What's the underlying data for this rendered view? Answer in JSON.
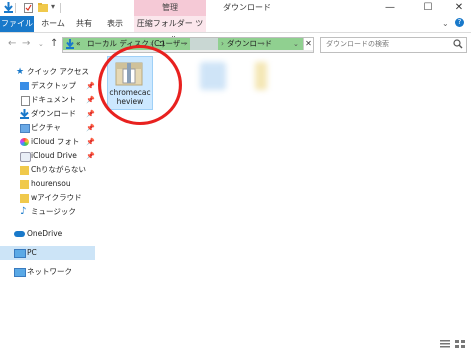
{
  "titlebar": {
    "manage_tab": "管理",
    "title": "ダウンロード",
    "minimize": "—",
    "maximize": "☐",
    "close": "✕"
  },
  "ribbon": {
    "tabs": [
      "ファイル",
      "ホーム",
      "共有",
      "表示",
      "圧縮フォルダー ツール"
    ]
  },
  "address": {
    "breadcrumbs": [
      "«",
      "ローカル ディスク (C:)",
      "ユーザー",
      "ダウンロード"
    ],
    "search_placeholder": "ダウンロードの検索"
  },
  "nav": {
    "items": [
      {
        "label": "クイック アクセス",
        "icon": "star-icon"
      },
      {
        "label": "デスクトップ",
        "icon": "desktop-icon"
      },
      {
        "label": "ドキュメント",
        "icon": "document-icon"
      },
      {
        "label": "ダウンロード",
        "icon": "download-icon"
      },
      {
        "label": "ピクチャ",
        "icon": "pictures-icon"
      },
      {
        "label": "iCloud フォト",
        "icon": "icloud-icon"
      },
      {
        "label": "iCloud Drive",
        "icon": "icloud-drive-icon"
      },
      {
        "label": "Chりながらない",
        "icon": "folder-icon"
      },
      {
        "label": "hourensou",
        "icon": "folder-icon"
      },
      {
        "label": "wアイクラウド",
        "icon": "folder-icon"
      },
      {
        "label": "ミュージック",
        "icon": "music-icon"
      },
      {
        "label": "OneDrive",
        "icon": "onedrive-icon"
      },
      {
        "label": "PC",
        "icon": "pc-icon"
      },
      {
        "label": "ネットワーク",
        "icon": "network-icon"
      }
    ]
  },
  "files": {
    "selected_name_line1": "chromecac",
    "selected_name_line2": "heview"
  },
  "colors": {
    "accent": "#1979ca",
    "manage_tab": "#f5c9d6",
    "address_fill": "#90d090",
    "selection": "#cce8ff",
    "highlight_circle": "#e8211f"
  }
}
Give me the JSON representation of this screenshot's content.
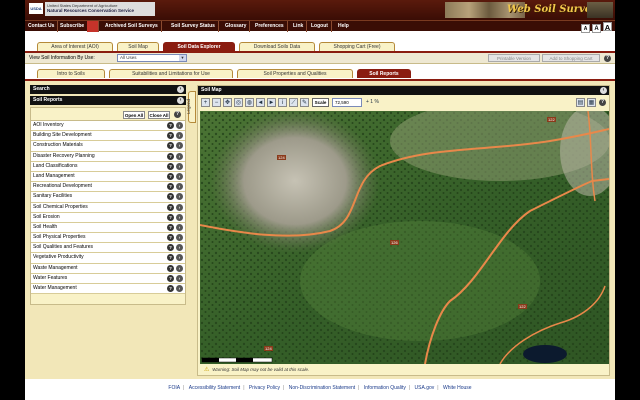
{
  "header": {
    "usda": "USDA",
    "agency_line1": "United States Department of Agriculture",
    "agency_line2": "Natural Resources Conservation Service",
    "brand": "Web Soil Survey"
  },
  "topnav": [
    "Contact Us",
    "Subscribe",
    "Archived Soil Surveys",
    "Soil Survey Status",
    "Glossary",
    "Preferences",
    "Link",
    "Logout",
    "Help"
  ],
  "font_sizes": [
    "A",
    "A",
    "A"
  ],
  "main_tabs": [
    "Area of Interest (AOI)",
    "Soil Map",
    "Soil Data Explorer",
    "Download Soils Data",
    "Shopping Cart (Free)"
  ],
  "main_tab_active": "Soil Data Explorer",
  "view_bar": {
    "label": "View Soil Information By Use:",
    "select_value": "All Uses",
    "printable": "Printable Version",
    "add_cart": "Add to Shopping Cart"
  },
  "sub_tabs": [
    "Intro to Soils",
    "Suitabilities and Limitations for Use",
    "Soil Properties and Qualities",
    "Soil Reports"
  ],
  "sub_tab_active": "Soil Reports",
  "left": {
    "search_title": "Search",
    "reports_title": "Soil Reports",
    "open_all": "Open All",
    "close_all": "Close All",
    "items": [
      "AOI Inventory",
      "Building Site Development",
      "Construction Materials",
      "Disaster Recovery Planning",
      "Land Classifications",
      "Land Management",
      "Recreational Development",
      "Sanitary Facilities",
      "Soil Chemical Properties",
      "Soil Erosion",
      "Soil Health",
      "Soil Physical Properties",
      "Soil Qualities and Features",
      "Vegetative Productivity",
      "Waste Management",
      "Water Features",
      "Water Management"
    ]
  },
  "map": {
    "legend_label": "Legend",
    "title": "Soil Map",
    "scale_btn": "Scale",
    "scale_value": "72,590",
    "zoom_text": "+ 1 %",
    "warning": "Warning: Soil Map may not be valid at this scale.",
    "unit_labels": [
      "124",
      "126",
      "122",
      "124",
      "122"
    ]
  },
  "footer": [
    "FOIA",
    "Accessibility Statement",
    "Privacy Policy",
    "Non-Discrimination Statement",
    "Information Quality",
    "USA.gov",
    "White House"
  ],
  "colors": {
    "brand_red": "#8a1c10",
    "tab_cream": "#f9f2c7",
    "boundary": "#e8884a"
  }
}
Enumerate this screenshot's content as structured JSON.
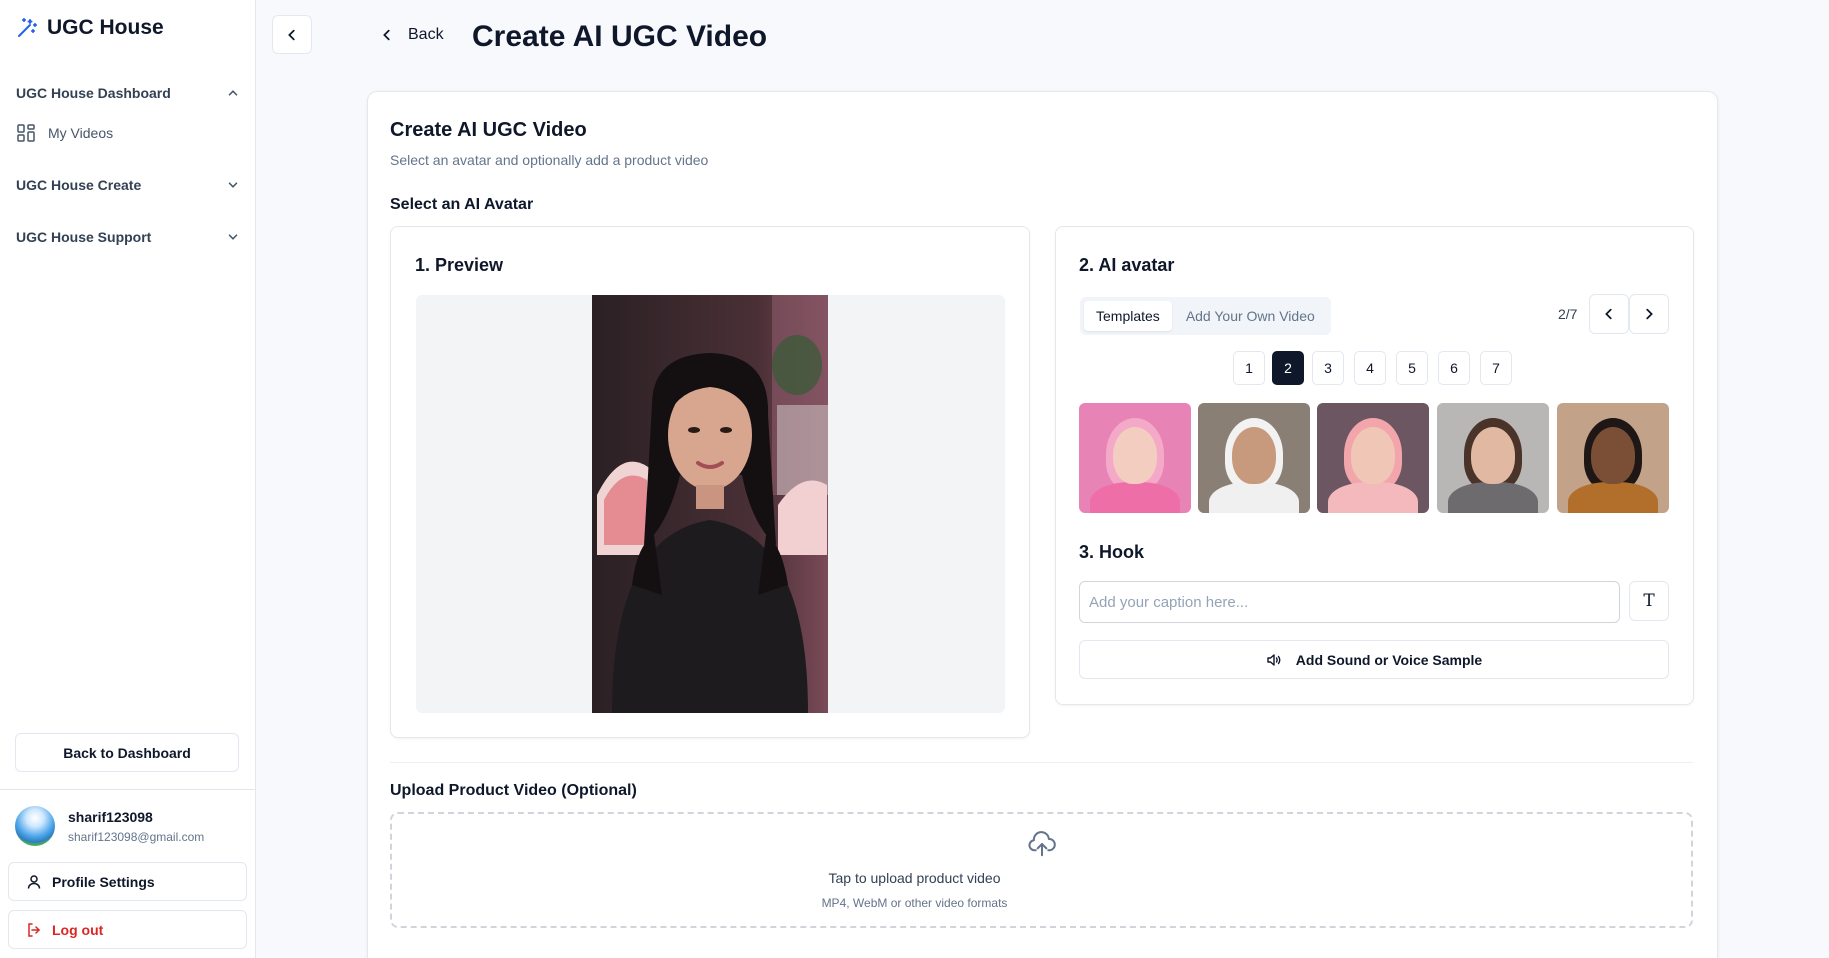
{
  "brand": {
    "name": "UGC House"
  },
  "sidebar": {
    "groups": [
      {
        "label": "UGC House Dashboard",
        "expanded": true,
        "items": [
          {
            "label": "My Videos",
            "icon": "grid-icon"
          }
        ]
      },
      {
        "label": "UGC House Create",
        "expanded": false
      },
      {
        "label": "UGC House Support",
        "expanded": false
      }
    ],
    "back_to_dashboard": "Back to Dashboard",
    "user": {
      "name": "sharif123098",
      "email": "sharif123098@gmail.com"
    },
    "profile_settings": "Profile Settings",
    "logout": "Log out"
  },
  "header": {
    "back": "Back",
    "title": "Create AI UGC Video"
  },
  "card": {
    "title": "Create AI UGC Video",
    "subtitle": "Select an avatar and optionally add a product video",
    "select_label": "Select an AI Avatar"
  },
  "preview": {
    "title": "1. Preview"
  },
  "avatar": {
    "title": "2. AI avatar",
    "tabs": [
      "Templates",
      "Add Your Own Video"
    ],
    "active_tab": 0,
    "page_indicator": "2/7",
    "pages": [
      "1",
      "2",
      "3",
      "4",
      "5",
      "6",
      "7"
    ],
    "current_page": 2,
    "thumbnails": [
      {
        "bg": "#e884b5",
        "face": "#f3cdbf",
        "hair": "#f4a9c8",
        "body": "#ee6ea7"
      },
      {
        "bg": "#8a7f74",
        "face": "#c79a7d",
        "hair": "#f2f2f2",
        "body": "#f0f0f0"
      },
      {
        "bg": "#6c5661",
        "face": "#f0c7b7",
        "hair": "#f2a6ab",
        "body": "#f4b9bc"
      },
      {
        "bg": "#b9b6b6",
        "face": "#e1b8a1",
        "hair": "#4a3328",
        "body": "#6e6b6e"
      },
      {
        "bg": "#c2a38a",
        "face": "#7a4f35",
        "hair": "#1f1715",
        "body": "#b26f2c"
      }
    ]
  },
  "hook": {
    "title": "3. Hook",
    "placeholder": "Add your caption here...",
    "text_icon": "T",
    "sound_button": "Add Sound or Voice Sample"
  },
  "upload": {
    "label": "Upload Product Video (Optional)",
    "title": "Tap to upload product video",
    "hint": "MP4, WebM or other video formats"
  }
}
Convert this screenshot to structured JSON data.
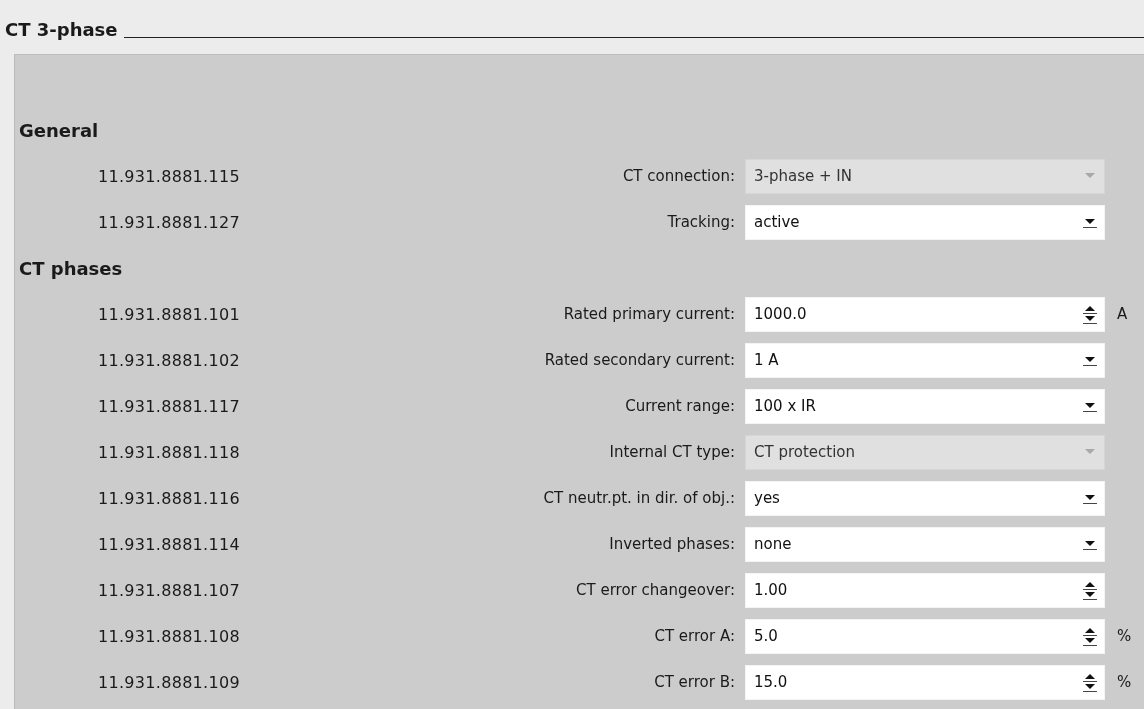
{
  "title": "CT 3-phase",
  "sections": [
    {
      "heading": "General",
      "rows": [
        {
          "id": "11.931.8881.115",
          "label": "CT connection:",
          "kind": "dropdown",
          "value": "3-phase + IN",
          "disabled": true
        },
        {
          "id": "11.931.8881.127",
          "label": "Tracking:",
          "kind": "dropdown",
          "value": "active",
          "disabled": false
        }
      ]
    },
    {
      "heading": "CT phases",
      "rows": [
        {
          "id": "11.931.8881.101",
          "label": "Rated primary current:",
          "kind": "spinner",
          "value": "1000.0",
          "disabled": false,
          "unit": "A"
        },
        {
          "id": "11.931.8881.102",
          "label": "Rated secondary current:",
          "kind": "dropdown",
          "value": "1 A",
          "disabled": false
        },
        {
          "id": "11.931.8881.117",
          "label": "Current range:",
          "kind": "dropdown",
          "value": "100 x IR",
          "disabled": false
        },
        {
          "id": "11.931.8881.118",
          "label": "Internal CT type:",
          "kind": "dropdown",
          "value": "CT protection",
          "disabled": true
        },
        {
          "id": "11.931.8881.116",
          "label": "CT neutr.pt. in dir. of obj.:",
          "kind": "dropdown",
          "value": "yes",
          "disabled": false
        },
        {
          "id": "11.931.8881.114",
          "label": "Inverted phases:",
          "kind": "dropdown",
          "value": "none",
          "disabled": false
        },
        {
          "id": "11.931.8881.107",
          "label": "CT error changeover:",
          "kind": "spinner",
          "value": "1.00",
          "disabled": false
        },
        {
          "id": "11.931.8881.108",
          "label": "CT error A:",
          "kind": "spinner",
          "value": "5.0",
          "disabled": false,
          "unit": "%"
        },
        {
          "id": "11.931.8881.109",
          "label": "CT error B:",
          "kind": "spinner",
          "value": "15.0",
          "disabled": false,
          "unit": "%"
        }
      ]
    }
  ]
}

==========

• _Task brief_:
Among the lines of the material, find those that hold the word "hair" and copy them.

• _Answer_:
        "hair": "#f4a9c8",
        "hair": "#f2f2f2",
        "hair": "#f2a6ab",
        "hair": "#4a3328",
        "hair": "#1f1715",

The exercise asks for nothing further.